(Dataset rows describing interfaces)
== == ==

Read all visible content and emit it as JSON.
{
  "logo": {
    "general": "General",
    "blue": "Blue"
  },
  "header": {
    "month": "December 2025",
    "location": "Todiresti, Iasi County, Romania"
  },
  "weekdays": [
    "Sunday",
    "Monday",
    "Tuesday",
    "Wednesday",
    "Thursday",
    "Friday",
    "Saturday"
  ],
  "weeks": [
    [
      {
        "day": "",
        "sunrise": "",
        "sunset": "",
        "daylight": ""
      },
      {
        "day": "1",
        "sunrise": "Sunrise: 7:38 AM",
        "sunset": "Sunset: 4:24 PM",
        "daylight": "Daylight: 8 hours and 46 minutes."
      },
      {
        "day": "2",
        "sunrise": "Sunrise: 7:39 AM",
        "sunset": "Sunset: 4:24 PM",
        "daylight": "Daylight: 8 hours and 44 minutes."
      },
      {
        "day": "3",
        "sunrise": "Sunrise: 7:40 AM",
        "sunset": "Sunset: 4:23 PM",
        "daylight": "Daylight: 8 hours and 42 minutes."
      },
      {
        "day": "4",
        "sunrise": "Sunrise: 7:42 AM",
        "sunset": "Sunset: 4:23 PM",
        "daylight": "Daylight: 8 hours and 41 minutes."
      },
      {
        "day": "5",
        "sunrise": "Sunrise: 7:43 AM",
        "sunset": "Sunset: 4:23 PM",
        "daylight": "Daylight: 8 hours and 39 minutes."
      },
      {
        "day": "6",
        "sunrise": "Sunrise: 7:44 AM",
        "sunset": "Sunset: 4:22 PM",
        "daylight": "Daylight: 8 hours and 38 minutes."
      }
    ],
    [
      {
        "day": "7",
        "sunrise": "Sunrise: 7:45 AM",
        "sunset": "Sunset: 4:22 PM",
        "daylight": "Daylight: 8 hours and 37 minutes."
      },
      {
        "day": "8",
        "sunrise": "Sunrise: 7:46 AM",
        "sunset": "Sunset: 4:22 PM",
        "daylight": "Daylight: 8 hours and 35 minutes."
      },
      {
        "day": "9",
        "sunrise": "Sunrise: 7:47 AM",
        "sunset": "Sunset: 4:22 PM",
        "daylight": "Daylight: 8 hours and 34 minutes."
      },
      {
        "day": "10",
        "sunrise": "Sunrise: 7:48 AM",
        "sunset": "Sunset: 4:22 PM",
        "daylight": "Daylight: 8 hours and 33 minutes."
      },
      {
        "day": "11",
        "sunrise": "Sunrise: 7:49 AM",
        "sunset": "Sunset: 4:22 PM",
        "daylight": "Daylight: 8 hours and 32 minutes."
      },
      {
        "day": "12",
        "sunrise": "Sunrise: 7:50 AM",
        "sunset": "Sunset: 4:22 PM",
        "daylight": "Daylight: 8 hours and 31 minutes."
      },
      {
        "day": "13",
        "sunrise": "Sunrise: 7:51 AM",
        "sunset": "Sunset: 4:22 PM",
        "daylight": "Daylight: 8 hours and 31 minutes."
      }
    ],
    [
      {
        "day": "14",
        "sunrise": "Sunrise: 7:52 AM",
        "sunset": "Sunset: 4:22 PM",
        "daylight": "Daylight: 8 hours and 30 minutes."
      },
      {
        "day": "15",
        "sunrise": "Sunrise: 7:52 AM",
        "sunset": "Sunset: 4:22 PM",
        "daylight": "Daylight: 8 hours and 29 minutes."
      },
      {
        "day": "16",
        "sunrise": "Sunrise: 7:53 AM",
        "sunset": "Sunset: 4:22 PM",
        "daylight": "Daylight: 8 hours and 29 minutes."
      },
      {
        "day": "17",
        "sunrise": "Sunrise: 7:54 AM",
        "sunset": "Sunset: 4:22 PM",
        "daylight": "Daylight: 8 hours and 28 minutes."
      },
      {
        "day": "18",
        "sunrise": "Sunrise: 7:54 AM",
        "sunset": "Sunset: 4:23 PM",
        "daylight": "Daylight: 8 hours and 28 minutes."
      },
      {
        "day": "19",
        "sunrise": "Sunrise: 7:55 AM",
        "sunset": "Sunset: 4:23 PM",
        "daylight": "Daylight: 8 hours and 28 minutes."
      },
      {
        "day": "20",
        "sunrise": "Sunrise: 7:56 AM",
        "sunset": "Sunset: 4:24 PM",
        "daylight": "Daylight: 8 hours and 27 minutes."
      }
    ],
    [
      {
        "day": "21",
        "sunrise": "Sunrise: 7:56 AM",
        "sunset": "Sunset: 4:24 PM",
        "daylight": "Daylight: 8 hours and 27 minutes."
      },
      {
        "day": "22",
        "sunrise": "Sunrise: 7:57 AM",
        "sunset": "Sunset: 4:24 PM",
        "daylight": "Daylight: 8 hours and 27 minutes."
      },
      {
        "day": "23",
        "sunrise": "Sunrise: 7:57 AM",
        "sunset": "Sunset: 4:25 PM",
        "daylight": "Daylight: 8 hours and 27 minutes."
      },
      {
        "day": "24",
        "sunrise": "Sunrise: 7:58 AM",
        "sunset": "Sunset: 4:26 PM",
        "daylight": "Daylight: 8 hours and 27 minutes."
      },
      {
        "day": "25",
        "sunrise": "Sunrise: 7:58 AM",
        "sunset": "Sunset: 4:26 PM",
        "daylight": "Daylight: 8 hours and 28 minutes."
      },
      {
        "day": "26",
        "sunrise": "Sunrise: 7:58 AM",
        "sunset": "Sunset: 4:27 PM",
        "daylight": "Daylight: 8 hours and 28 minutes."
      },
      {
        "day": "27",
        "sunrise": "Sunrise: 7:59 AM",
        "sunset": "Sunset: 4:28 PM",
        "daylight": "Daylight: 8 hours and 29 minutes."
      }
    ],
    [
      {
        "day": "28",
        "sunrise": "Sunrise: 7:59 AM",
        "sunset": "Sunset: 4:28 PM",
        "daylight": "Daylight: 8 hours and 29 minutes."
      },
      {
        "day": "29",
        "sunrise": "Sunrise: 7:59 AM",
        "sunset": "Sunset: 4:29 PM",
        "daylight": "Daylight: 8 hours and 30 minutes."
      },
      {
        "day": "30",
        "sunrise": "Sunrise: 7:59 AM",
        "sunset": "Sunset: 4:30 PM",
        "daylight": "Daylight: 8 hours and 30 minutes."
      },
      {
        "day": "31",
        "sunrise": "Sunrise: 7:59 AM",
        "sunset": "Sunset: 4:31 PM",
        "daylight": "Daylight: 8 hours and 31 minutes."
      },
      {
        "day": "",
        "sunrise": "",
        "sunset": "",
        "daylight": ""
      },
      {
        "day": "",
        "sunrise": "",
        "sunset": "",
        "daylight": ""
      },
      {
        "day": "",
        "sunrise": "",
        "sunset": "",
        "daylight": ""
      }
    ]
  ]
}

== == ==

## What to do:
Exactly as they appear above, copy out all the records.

## Task solution:
Read all visible content and emit it as JSON.
{
  "logo": {
    "general": "General",
    "blue": "Blue"
  },
  "header": {
    "month": "December 2025",
    "location": "Todiresti, Iasi County, Romania"
  },
  "weekdays": [
    "Sunday",
    "Monday",
    "Tuesday",
    "Wednesday",
    "Thursday",
    "Friday",
    "Saturday"
  ],
  "weeks": [
    [
      {
        "day": "",
        "sunrise": "",
        "sunset": "",
        "daylight": ""
      },
      {
        "day": "1",
        "sunrise": "Sunrise: 7:38 AM",
        "sunset": "Sunset: 4:24 PM",
        "daylight": "Daylight: 8 hours and 46 minutes."
      },
      {
        "day": "2",
        "sunrise": "Sunrise: 7:39 AM",
        "sunset": "Sunset: 4:24 PM",
        "daylight": "Daylight: 8 hours and 44 minutes."
      },
      {
        "day": "3",
        "sunrise": "Sunrise: 7:40 AM",
        "sunset": "Sunset: 4:23 PM",
        "daylight": "Daylight: 8 hours and 42 minutes."
      },
      {
        "day": "4",
        "sunrise": "Sunrise: 7:42 AM",
        "sunset": "Sunset: 4:23 PM",
        "daylight": "Daylight: 8 hours and 41 minutes."
      },
      {
        "day": "5",
        "sunrise": "Sunrise: 7:43 AM",
        "sunset": "Sunset: 4:23 PM",
        "daylight": "Daylight: 8 hours and 39 minutes."
      },
      {
        "day": "6",
        "sunrise": "Sunrise: 7:44 AM",
        "sunset": "Sunset: 4:22 PM",
        "daylight": "Daylight: 8 hours and 38 minutes."
      }
    ],
    [
      {
        "day": "7",
        "sunrise": "Sunrise: 7:45 AM",
        "sunset": "Sunset: 4:22 PM",
        "daylight": "Daylight: 8 hours and 37 minutes."
      },
      {
        "day": "8",
        "sunrise": "Sunrise: 7:46 AM",
        "sunset": "Sunset: 4:22 PM",
        "daylight": "Daylight: 8 hours and 35 minutes."
      },
      {
        "day": "9",
        "sunrise": "Sunrise: 7:47 AM",
        "sunset": "Sunset: 4:22 PM",
        "daylight": "Daylight: 8 hours and 34 minutes."
      },
      {
        "day": "10",
        "sunrise": "Sunrise: 7:48 AM",
        "sunset": "Sunset: 4:22 PM",
        "daylight": "Daylight: 8 hours and 33 minutes."
      },
      {
        "day": "11",
        "sunrise": "Sunrise: 7:49 AM",
        "sunset": "Sunset: 4:22 PM",
        "daylight": "Daylight: 8 hours and 32 minutes."
      },
      {
        "day": "12",
        "sunrise": "Sunrise: 7:50 AM",
        "sunset": "Sunset: 4:22 PM",
        "daylight": "Daylight: 8 hours and 31 minutes."
      },
      {
        "day": "13",
        "sunrise": "Sunrise: 7:51 AM",
        "sunset": "Sunset: 4:22 PM",
        "daylight": "Daylight: 8 hours and 31 minutes."
      }
    ],
    [
      {
        "day": "14",
        "sunrise": "Sunrise: 7:52 AM",
        "sunset": "Sunset: 4:22 PM",
        "daylight": "Daylight: 8 hours and 30 minutes."
      },
      {
        "day": "15",
        "sunrise": "Sunrise: 7:52 AM",
        "sunset": "Sunset: 4:22 PM",
        "daylight": "Daylight: 8 hours and 29 minutes."
      },
      {
        "day": "16",
        "sunrise": "Sunrise: 7:53 AM",
        "sunset": "Sunset: 4:22 PM",
        "daylight": "Daylight: 8 hours and 29 minutes."
      },
      {
        "day": "17",
        "sunrise": "Sunrise: 7:54 AM",
        "sunset": "Sunset: 4:22 PM",
        "daylight": "Daylight: 8 hours and 28 minutes."
      },
      {
        "day": "18",
        "sunrise": "Sunrise: 7:54 AM",
        "sunset": "Sunset: 4:23 PM",
        "daylight": "Daylight: 8 hours and 28 minutes."
      },
      {
        "day": "19",
        "sunrise": "Sunrise: 7:55 AM",
        "sunset": "Sunset: 4:23 PM",
        "daylight": "Daylight: 8 hours and 28 minutes."
      },
      {
        "day": "20",
        "sunrise": "Sunrise: 7:56 AM",
        "sunset": "Sunset: 4:24 PM",
        "daylight": "Daylight: 8 hours and 27 minutes."
      }
    ],
    [
      {
        "day": "21",
        "sunrise": "Sunrise: 7:56 AM",
        "sunset": "Sunset: 4:24 PM",
        "daylight": "Daylight: 8 hours and 27 minutes."
      },
      {
        "day": "22",
        "sunrise": "Sunrise: 7:57 AM",
        "sunset": "Sunset: 4:24 PM",
        "daylight": "Daylight: 8 hours and 27 minutes."
      },
      {
        "day": "23",
        "sunrise": "Sunrise: 7:57 AM",
        "sunset": "Sunset: 4:25 PM",
        "daylight": "Daylight: 8 hours and 27 minutes."
      },
      {
        "day": "24",
        "sunrise": "Sunrise: 7:58 AM",
        "sunset": "Sunset: 4:26 PM",
        "daylight": "Daylight: 8 hours and 27 minutes."
      },
      {
        "day": "25",
        "sunrise": "Sunrise: 7:58 AM",
        "sunset": "Sunset: 4:26 PM",
        "daylight": "Daylight: 8 hours and 28 minutes."
      },
      {
        "day": "26",
        "sunrise": "Sunrise: 7:58 AM",
        "sunset": "Sunset: 4:27 PM",
        "daylight": "Daylight: 8 hours and 28 minutes."
      },
      {
        "day": "27",
        "sunrise": "Sunrise: 7:59 AM",
        "sunset": "Sunset: 4:28 PM",
        "daylight": "Daylight: 8 hours and 29 minutes."
      }
    ],
    [
      {
        "day": "28",
        "sunrise": "Sunrise: 7:59 AM",
        "sunset": "Sunset: 4:28 PM",
        "daylight": "Daylight: 8 hours and 29 minutes."
      },
      {
        "day": "29",
        "sunrise": "Sunrise: 7:59 AM",
        "sunset": "Sunset: 4:29 PM",
        "daylight": "Daylight: 8 hours and 30 minutes."
      },
      {
        "day": "30",
        "sunrise": "Sunrise: 7:59 AM",
        "sunset": "Sunset: 4:30 PM",
        "daylight": "Daylight: 8 hours and 30 minutes."
      },
      {
        "day": "31",
        "sunrise": "Sunrise: 7:59 AM",
        "sunset": "Sunset: 4:31 PM",
        "daylight": "Daylight: 8 hours and 31 minutes."
      },
      {
        "day": "",
        "sunrise": "",
        "sunset": "",
        "daylight": ""
      },
      {
        "day": "",
        "sunrise": "",
        "sunset": "",
        "daylight": ""
      },
      {
        "day": "",
        "sunrise": "",
        "sunset": "",
        "daylight": ""
      }
    ]
  ]
}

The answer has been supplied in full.